[TASK DESCRIPTION]: Set down a true copy of the data, with all pictures left out.

(Data excerpts)
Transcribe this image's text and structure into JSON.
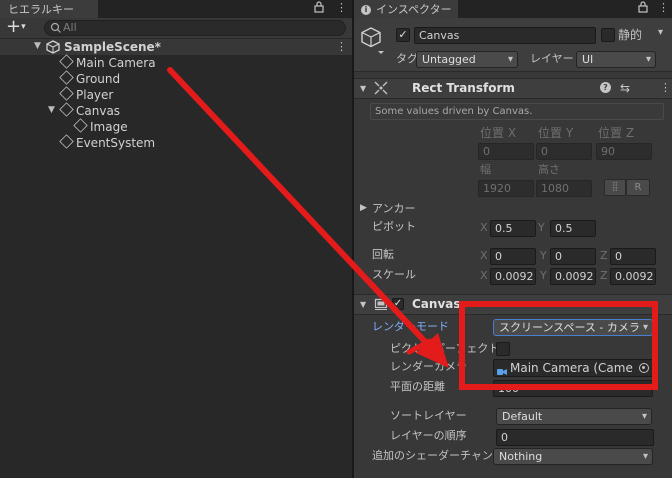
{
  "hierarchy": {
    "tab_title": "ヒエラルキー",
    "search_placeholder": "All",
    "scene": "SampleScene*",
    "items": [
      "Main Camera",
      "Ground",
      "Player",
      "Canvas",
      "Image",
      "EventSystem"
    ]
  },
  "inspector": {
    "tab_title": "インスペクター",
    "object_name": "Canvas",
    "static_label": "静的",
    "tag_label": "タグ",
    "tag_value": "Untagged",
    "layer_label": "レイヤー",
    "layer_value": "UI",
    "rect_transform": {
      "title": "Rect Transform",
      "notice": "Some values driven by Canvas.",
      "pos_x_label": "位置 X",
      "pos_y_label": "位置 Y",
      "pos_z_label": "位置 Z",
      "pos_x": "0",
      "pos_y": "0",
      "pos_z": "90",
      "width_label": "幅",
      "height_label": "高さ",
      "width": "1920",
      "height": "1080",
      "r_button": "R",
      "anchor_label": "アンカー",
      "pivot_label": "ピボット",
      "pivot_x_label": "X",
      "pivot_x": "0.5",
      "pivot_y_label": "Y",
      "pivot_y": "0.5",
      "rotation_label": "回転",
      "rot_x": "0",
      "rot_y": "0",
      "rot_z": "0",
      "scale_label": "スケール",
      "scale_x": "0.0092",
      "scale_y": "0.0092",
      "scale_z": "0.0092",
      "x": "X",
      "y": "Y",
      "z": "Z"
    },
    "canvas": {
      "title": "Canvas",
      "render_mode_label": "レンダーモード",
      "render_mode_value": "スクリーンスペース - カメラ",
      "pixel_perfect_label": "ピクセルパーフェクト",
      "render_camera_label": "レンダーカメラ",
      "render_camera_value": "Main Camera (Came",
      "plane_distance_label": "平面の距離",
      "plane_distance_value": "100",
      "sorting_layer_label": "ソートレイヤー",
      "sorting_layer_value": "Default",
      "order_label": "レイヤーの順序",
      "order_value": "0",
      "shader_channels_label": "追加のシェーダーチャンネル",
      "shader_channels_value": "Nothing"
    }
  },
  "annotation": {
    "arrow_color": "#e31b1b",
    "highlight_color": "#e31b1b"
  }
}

[SOLVED EXERCISE]:
Transcribe this image's text and structure into JSON.
{
  "hierarchy": {
    "tab_title": "ヒエラルキー",
    "search_placeholder": "All",
    "scene": "SampleScene*",
    "items": [
      "Main Camera",
      "Ground",
      "Player",
      "Canvas",
      "Image",
      "EventSystem"
    ]
  },
  "inspector": {
    "tab_title": "インスペクター",
    "object_name": "Canvas",
    "static_label": "静的",
    "tag_label": "タグ",
    "tag_value": "Untagged",
    "layer_label": "レイヤー",
    "layer_value": "UI",
    "rect_transform": {
      "title": "Rect Transform",
      "notice": "Some values driven by Canvas.",
      "pos_x_label": "位置 X",
      "pos_y_label": "位置 Y",
      "pos_z_label": "位置 Z",
      "pos_x": "0",
      "pos_y": "0",
      "pos_z": "90",
      "width_label": "幅",
      "height_label": "高さ",
      "width": "1920",
      "height": "1080",
      "r_button": "R",
      "anchor_label": "アンカー",
      "pivot_label": "ピボット",
      "pivot_x_label": "X",
      "pivot_x": "0.5",
      "pivot_y_label": "Y",
      "pivot_y": "0.5",
      "rotation_label": "回転",
      "rot_x": "0",
      "rot_y": "0",
      "rot_z": "0",
      "scale_label": "スケール",
      "scale_x": "0.0092",
      "scale_y": "0.0092",
      "scale_z": "0.0092",
      "x": "X",
      "y": "Y",
      "z": "Z"
    },
    "canvas": {
      "title": "Canvas",
      "render_mode_label": "レンダーモード",
      "render_mode_value": "スクリーンスペース - カメラ",
      "pixel_perfect_label": "ピクセルパーフェクト",
      "render_camera_label": "レンダーカメラ",
      "render_camera_value": "Main Camera (Came",
      "plane_distance_label": "平面の距離",
      "plane_distance_value": "100",
      "sorting_layer_label": "ソートレイヤー",
      "sorting_layer_value": "Default",
      "order_label": "レイヤーの順序",
      "order_value": "0",
      "shader_channels_label": "追加のシェーダーチャンネル",
      "shader_channels_value": "Nothing"
    }
  },
  "annotation": {
    "arrow_color": "#e31b1b",
    "highlight_color": "#e31b1b"
  }
}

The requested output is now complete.